“They look after themselves. None of them can die,” Hope said gently. “Who knows, perhaps for a few of them, this actually is heaven. They don’t know it’s hell.”
But they must do, Mary thought.
“Most people who were parents go towards the slightly better place and stay there looking down, trying to reach their children,” Hope said. “Some people wait there for years and years, but they always come back empty-handed. Always.”
Obviously there was technically no such thing as years anymore, but Mary knew what she meant. And she also figured the Slightly Better Place was what a lot of people called Purgatory.
“I may as well go,” she found herself saying. “Things can’t exactly get worse.”
Something with wings flew overhead and almost knocked them over. It was a massive demon, a sort of dragon-shark that would have looked beautiful and awesome under different circumstances. It whirled up a tornado of dust with its wings and then spun back into the sky.
Hope barely batted an eyelid.
“They terrify me,” Mary said flatly.
“They won’t always. Not that kind anyway,” Hope said. “Some of them look like monsters, but the worst ones look like regular humans.”
“See, all around us,” said Hope, “they look like people but lots of them are demons. You can tell after a while, I don’t know how, you just can.”
“I don’t think I can,” Mary said in a whisper.
“They all have names, apparently,” said Hope. Some of the people around her were looking on and she pointed them out. “That one’s Envy. That one’s Wrath. That one over there is Spitting On The Ground In A Public Place.”
“What up,” said Spitting On The Ground In A Public Place, who bore a sullen expression and a red baseball cap.
“They won’t bother you all the time,” Hope said, “but enough. They know the worst things you ever did, and they’ll never stop reminding you of it.”
“Well,” said Mary, as soon as the human-demons weren’t looking anymore, “I don’t need reminding.”
“Oh?” said Hope.
It all came of Mary in a rush. No-one had known. Her parents hadn’t known, her friends hadn’t known, one other human at least had to know.
“I was pregnant,” she began, “and I couldn’t have the baby, so…”
“Why couldn’t you?” Hope asked.
“I just, I just couldn’t. I wanted him to go somewhere safe.
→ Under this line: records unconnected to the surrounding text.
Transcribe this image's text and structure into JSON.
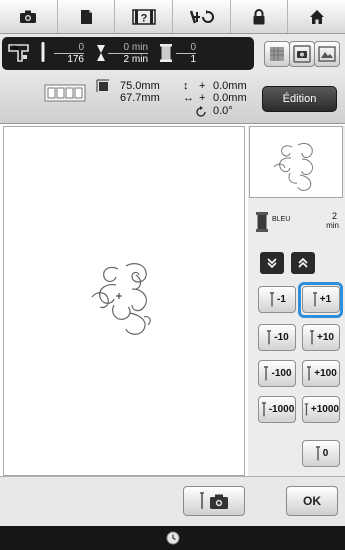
{
  "tabs": [
    {
      "name": "camera-tab-icon"
    },
    {
      "name": "page-tab-icon"
    },
    {
      "name": "help-tab-icon",
      "label": "?"
    },
    {
      "name": "thread-trim-tab-icon"
    },
    {
      "name": "lock-tab-icon"
    },
    {
      "name": "home-tab-icon"
    }
  ],
  "status": {
    "stitch_current": "0",
    "stitch_total": "176",
    "time_current": "0 min",
    "time_total": "2 min",
    "color_current": "0",
    "color_total": "1"
  },
  "measure": {
    "width": "75.0mm",
    "height": "67.7mm",
    "offset_v": "0.0mm",
    "offset_h": "0.0mm",
    "angle": "0.0°"
  },
  "edit_label": "Édition",
  "thread": {
    "color_name": "BLEU",
    "time_value": "2",
    "time_unit": "min"
  },
  "stitch_buttons": {
    "minus1": "-1",
    "plus1": "+1",
    "minus10": "-10",
    "plus10": "+10",
    "minus100": "-100",
    "plus100": "+100",
    "minus1000": "-1000",
    "plus1000": "+1000",
    "zero": "0"
  },
  "ok_label": "OK",
  "colors": {
    "highlight": "#2f8fd8",
    "thread_spool": "#3a3a3a"
  }
}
To parents who could care for him. To anyone who could raise him better than me. I was only fifteen years old. So I left him on the steps of a church, I thought someone would come, but… but they didn’t.” She started crying, which surprised her, she didn’t think she had any more tears left. “It was cold. It was so, so cold. And I didn’t realise…”
Hope’s eyes were cold as well.
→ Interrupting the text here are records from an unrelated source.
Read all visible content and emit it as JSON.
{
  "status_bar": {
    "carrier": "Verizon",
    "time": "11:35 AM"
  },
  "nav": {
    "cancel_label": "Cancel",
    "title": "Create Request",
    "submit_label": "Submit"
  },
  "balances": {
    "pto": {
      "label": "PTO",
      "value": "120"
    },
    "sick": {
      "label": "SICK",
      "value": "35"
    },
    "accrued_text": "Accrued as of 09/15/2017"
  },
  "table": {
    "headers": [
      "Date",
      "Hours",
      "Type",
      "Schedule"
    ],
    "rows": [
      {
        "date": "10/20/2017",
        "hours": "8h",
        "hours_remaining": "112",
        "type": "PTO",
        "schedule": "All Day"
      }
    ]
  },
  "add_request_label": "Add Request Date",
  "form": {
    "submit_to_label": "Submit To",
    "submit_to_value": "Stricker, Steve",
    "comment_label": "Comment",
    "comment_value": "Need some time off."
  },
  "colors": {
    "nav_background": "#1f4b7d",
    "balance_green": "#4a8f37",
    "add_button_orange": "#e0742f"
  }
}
“He died,” Mary said, feeling like she was vomiting out the words. “I didn’t mean for him to but he did. That’s why I’m here.”
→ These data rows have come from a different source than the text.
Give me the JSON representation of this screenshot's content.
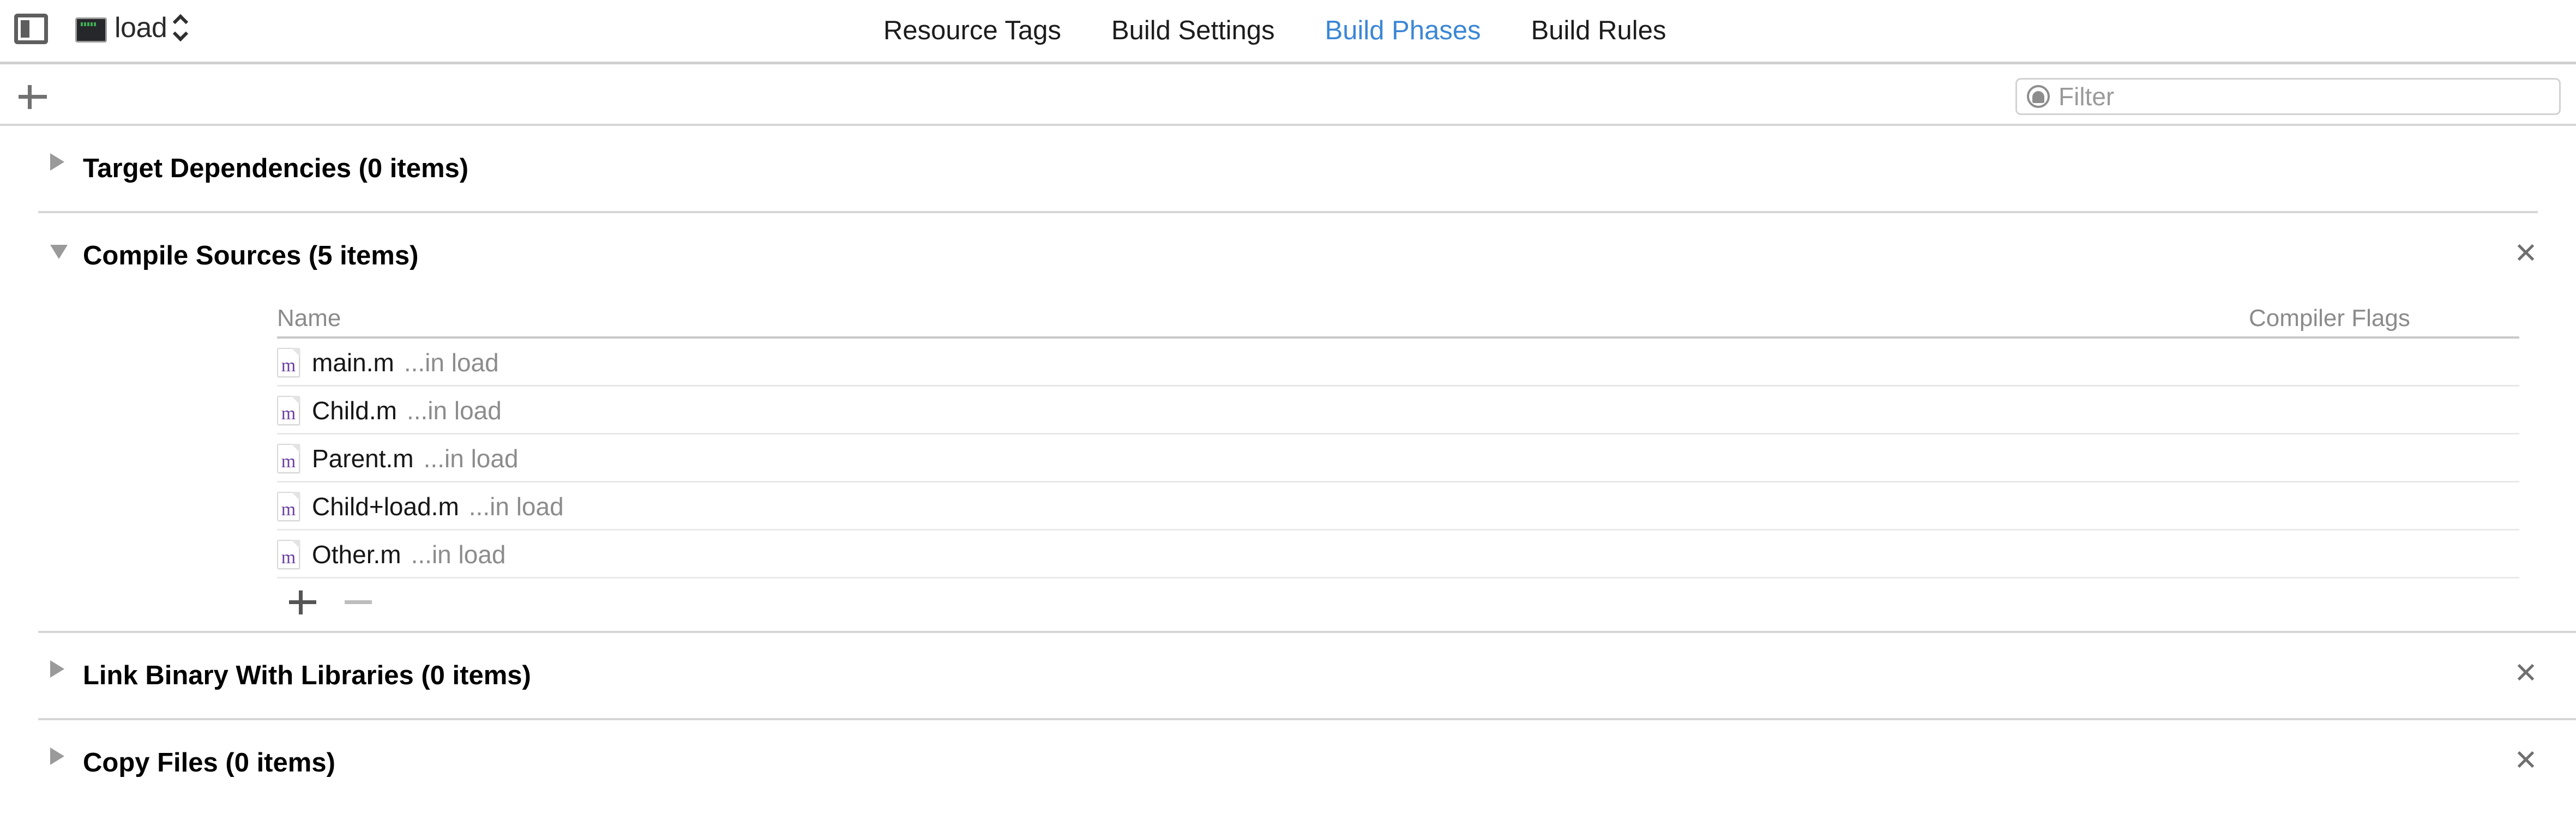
{
  "titlebar": {
    "sidebar_toggle_icon": "sidebar-toggle-icon",
    "target_icon": "command-line-tool-icon",
    "scheme_name": "load",
    "stepper_icon": "up-down-chevron-icon",
    "tabs": [
      {
        "label": "Resource Tags",
        "active": false
      },
      {
        "label": "Build Settings",
        "active": false
      },
      {
        "label": "Build Phases",
        "active": true
      },
      {
        "label": "Build Rules",
        "active": false
      }
    ],
    "active_tab_color": "#3b87d6"
  },
  "subbar": {
    "add_phase_icon": "plus-icon",
    "filter": {
      "icon": "filter-circle-icon",
      "placeholder": "Filter",
      "value": ""
    }
  },
  "phases": [
    {
      "title": "Target Dependencies (0 items)",
      "expanded": false,
      "disclosure_icon": "chevron-right-icon",
      "has_close": false,
      "close_icon": "close-icon"
    },
    {
      "title": "Compile Sources (5 items)",
      "expanded": true,
      "disclosure_icon": "chevron-down-icon",
      "has_close": true,
      "close_icon": "close-icon",
      "table": {
        "columns": [
          "Name",
          "Compiler Flags"
        ],
        "rows": [
          {
            "icon": "objc-file-icon",
            "icon_glyph": "m",
            "name": "main.m",
            "location": "...in load",
            "flags": ""
          },
          {
            "icon": "objc-file-icon",
            "icon_glyph": "m",
            "name": "Child.m",
            "location": "...in load",
            "flags": ""
          },
          {
            "icon": "objc-file-icon",
            "icon_glyph": "m",
            "name": "Parent.m",
            "location": "...in load",
            "flags": ""
          },
          {
            "icon": "objc-file-icon",
            "icon_glyph": "m",
            "name": "Child+load.m",
            "location": "...in load",
            "flags": ""
          },
          {
            "icon": "objc-file-icon",
            "icon_glyph": "m",
            "name": "Other.m",
            "location": "...in load",
            "flags": ""
          }
        ],
        "add_icon": "plus-icon",
        "remove_icon": "minus-icon"
      }
    },
    {
      "title": "Link Binary With Libraries (0 items)",
      "expanded": false,
      "disclosure_icon": "chevron-right-icon",
      "has_close": true,
      "close_icon": "close-icon"
    },
    {
      "title": "Copy Files (0 items)",
      "expanded": false,
      "disclosure_icon": "chevron-right-icon",
      "has_close": true,
      "close_icon": "close-icon"
    }
  ],
  "symbols": {
    "close": "✕"
  }
}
“Right,” said Hope in a clipped voice, almost before Mary had finished speaking. “You killed your own baby.”
“I didn’t mean to-“
“Well, you know what I did?” Hope said. “Fucking nothing! I didn’t kill anyone. I didn’t hurt anyone. I loved my kid. I gave money to charity, volunteered at a soup kitchen, everyone I ever met liked me! Now I’m stuck here with the monsters and rapists and baby-murderers!” This part came out in a scream. Hope picked a rock from the floor and hurled it at the demons she’d previously named. They didn’t even acknowledge it.
“You know what, fuck you, Mary,” said Hope. “I don’t belong here with you.”
She started walking away.
“No, don’t, I’m sorry,” Mary garbled weakly, “I didn’t mean to, I didn’t mean to, I didn’t mean to…”
“But you did,” said Hope.
For one split second Mary wondered if Hope was a demon too, a particularly cunning and driven one. But even if she was, surely she was right, which was the worst thing.
“It doesn’t matter what you meant. Guess neither of us will ever see our kids again then,” Hope said flatly. She walked, and walked, and then she started running. Eventually she was just a blur on what might have been the horizon and then she disappeared.
Spitting On The Ground In A Public Place hovered in the air above Mary, then slowly lowered itself to her level and saw the tears dripping from her eyes. Then it spat at her.